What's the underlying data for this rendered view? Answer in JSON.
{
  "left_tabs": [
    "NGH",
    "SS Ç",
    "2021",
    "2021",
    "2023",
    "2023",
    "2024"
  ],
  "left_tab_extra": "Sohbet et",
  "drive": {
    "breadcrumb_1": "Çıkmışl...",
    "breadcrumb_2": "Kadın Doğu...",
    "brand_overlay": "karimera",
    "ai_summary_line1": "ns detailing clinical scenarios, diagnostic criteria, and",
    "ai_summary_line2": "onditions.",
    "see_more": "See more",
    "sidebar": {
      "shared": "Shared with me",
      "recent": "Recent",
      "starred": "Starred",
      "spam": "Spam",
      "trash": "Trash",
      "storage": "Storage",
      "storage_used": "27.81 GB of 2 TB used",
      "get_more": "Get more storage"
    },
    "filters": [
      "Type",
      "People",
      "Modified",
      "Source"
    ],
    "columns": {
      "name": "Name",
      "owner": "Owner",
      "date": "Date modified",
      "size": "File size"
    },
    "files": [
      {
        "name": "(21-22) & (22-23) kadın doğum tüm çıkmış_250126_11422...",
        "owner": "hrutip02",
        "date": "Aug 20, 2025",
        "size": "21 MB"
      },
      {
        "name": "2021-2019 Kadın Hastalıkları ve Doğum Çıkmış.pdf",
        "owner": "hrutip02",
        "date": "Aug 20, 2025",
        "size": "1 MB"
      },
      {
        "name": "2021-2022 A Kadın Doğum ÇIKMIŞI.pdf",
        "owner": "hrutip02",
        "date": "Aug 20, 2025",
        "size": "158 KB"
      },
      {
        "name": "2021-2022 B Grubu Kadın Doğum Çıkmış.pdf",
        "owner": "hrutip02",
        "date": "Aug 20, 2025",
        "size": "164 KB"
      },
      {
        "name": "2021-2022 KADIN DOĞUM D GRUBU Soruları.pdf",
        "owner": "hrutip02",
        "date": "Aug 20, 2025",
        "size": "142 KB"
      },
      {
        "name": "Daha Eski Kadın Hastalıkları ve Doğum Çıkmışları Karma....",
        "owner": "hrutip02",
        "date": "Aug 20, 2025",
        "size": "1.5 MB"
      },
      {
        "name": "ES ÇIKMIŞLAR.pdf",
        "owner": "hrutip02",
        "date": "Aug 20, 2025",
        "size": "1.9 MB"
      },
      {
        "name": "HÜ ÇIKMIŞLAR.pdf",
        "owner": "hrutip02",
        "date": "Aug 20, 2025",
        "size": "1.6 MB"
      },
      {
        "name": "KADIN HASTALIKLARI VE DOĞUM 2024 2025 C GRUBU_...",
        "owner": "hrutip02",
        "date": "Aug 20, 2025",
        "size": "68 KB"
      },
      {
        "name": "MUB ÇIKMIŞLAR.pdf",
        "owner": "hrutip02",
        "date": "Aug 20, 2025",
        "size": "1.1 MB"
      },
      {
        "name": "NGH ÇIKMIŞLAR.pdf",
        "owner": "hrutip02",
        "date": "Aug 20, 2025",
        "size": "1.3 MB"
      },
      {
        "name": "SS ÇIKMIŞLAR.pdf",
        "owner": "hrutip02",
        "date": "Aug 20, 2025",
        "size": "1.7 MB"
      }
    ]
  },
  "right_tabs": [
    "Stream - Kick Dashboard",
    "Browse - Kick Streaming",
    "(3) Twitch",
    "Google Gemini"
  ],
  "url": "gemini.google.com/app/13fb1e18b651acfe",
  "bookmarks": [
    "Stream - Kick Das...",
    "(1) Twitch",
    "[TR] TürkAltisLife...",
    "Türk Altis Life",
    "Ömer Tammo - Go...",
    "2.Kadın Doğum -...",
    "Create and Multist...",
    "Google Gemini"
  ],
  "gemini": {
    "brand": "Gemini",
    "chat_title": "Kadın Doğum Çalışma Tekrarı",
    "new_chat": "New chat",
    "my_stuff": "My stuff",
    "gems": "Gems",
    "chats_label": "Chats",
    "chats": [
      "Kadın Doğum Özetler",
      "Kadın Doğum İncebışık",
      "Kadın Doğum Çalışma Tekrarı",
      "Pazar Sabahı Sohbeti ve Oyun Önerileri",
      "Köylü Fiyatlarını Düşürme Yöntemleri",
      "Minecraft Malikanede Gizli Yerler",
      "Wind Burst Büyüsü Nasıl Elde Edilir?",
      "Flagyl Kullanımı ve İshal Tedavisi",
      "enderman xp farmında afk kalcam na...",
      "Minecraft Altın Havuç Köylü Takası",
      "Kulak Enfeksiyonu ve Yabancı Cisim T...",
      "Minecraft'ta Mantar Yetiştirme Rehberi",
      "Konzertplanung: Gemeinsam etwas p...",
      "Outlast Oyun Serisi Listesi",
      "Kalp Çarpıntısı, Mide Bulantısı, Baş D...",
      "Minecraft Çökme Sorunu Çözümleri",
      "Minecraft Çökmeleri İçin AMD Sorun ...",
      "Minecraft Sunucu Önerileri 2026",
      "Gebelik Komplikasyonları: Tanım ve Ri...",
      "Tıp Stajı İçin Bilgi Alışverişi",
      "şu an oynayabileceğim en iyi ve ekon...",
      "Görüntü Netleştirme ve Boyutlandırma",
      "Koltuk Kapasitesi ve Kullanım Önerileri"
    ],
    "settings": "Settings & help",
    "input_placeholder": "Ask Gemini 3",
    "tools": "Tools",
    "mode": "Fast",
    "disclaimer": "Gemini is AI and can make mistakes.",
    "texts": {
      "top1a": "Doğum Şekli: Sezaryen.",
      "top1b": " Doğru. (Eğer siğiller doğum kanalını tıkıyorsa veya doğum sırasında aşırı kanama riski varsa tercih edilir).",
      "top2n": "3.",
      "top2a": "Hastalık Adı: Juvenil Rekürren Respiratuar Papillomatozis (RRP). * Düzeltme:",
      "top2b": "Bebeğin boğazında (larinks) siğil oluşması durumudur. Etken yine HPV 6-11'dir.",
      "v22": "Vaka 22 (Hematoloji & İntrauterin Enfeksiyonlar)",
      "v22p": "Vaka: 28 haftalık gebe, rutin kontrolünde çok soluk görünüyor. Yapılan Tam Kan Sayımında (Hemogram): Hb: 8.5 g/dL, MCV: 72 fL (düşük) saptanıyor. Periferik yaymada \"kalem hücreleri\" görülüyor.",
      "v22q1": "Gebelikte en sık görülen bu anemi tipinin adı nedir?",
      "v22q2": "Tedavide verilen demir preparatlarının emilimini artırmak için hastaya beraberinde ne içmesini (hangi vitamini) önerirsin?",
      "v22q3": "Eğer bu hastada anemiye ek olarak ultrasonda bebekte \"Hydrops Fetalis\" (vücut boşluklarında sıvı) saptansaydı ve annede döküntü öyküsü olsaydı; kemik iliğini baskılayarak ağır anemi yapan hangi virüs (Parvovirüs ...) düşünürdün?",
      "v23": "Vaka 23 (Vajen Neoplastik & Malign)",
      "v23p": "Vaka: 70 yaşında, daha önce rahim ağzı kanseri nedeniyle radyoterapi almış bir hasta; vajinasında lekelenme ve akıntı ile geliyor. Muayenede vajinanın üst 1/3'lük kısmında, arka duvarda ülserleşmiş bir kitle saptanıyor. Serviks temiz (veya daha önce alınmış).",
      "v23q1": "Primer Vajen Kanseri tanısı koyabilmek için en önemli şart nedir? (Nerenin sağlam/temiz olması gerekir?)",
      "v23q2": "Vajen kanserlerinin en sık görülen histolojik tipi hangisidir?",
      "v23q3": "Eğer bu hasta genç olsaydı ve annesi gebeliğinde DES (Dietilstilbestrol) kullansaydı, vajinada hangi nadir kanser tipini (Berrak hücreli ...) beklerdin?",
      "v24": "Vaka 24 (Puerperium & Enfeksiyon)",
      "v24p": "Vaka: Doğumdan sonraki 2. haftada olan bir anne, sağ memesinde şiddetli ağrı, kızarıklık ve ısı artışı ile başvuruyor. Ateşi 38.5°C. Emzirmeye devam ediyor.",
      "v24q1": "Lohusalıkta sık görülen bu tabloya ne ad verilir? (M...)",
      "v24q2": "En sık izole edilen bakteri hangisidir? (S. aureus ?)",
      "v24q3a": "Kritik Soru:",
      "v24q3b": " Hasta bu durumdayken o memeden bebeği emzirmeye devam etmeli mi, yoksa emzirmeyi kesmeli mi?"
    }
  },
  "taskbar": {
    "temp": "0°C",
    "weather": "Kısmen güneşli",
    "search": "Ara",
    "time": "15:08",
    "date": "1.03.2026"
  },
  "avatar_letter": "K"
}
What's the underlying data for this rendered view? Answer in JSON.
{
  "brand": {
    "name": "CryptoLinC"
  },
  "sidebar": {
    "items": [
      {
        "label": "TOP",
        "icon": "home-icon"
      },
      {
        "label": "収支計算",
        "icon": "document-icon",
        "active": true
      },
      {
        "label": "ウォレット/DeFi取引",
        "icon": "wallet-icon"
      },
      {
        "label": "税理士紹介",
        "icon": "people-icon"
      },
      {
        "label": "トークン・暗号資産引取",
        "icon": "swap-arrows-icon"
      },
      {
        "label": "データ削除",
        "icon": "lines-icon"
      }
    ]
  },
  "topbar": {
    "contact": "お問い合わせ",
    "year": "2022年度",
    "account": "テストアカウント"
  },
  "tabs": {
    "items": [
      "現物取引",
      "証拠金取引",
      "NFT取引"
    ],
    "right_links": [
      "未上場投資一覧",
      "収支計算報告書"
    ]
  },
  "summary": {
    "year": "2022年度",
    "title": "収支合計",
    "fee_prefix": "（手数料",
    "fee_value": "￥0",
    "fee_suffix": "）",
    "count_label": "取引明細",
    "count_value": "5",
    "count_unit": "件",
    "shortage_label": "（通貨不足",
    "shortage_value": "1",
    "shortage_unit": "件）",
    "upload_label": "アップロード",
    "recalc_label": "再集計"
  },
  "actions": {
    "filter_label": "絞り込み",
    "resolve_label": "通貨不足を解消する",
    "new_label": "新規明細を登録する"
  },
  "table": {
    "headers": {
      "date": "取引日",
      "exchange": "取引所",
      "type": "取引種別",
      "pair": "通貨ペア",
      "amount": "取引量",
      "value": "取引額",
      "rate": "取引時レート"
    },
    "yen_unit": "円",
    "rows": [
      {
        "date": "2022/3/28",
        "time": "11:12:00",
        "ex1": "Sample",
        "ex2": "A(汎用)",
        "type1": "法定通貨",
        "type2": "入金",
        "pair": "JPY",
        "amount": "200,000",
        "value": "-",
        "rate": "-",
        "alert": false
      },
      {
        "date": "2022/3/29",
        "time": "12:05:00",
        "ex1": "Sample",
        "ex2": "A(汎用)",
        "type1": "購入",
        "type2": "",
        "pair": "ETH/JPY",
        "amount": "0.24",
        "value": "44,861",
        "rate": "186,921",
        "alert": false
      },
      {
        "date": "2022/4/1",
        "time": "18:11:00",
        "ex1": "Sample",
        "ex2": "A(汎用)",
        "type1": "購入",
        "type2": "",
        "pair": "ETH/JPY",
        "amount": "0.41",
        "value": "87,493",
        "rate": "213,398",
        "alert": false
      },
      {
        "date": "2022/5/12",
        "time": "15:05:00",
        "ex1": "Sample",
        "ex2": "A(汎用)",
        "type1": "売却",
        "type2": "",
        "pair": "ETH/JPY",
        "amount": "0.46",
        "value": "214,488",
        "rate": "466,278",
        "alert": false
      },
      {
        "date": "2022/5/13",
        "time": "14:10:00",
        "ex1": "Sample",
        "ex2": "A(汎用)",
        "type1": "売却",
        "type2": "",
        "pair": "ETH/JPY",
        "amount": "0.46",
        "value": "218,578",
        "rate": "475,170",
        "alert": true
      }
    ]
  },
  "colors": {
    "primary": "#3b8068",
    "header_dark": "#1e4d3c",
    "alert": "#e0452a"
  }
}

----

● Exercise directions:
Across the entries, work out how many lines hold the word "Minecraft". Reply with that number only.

● Exercise output:
6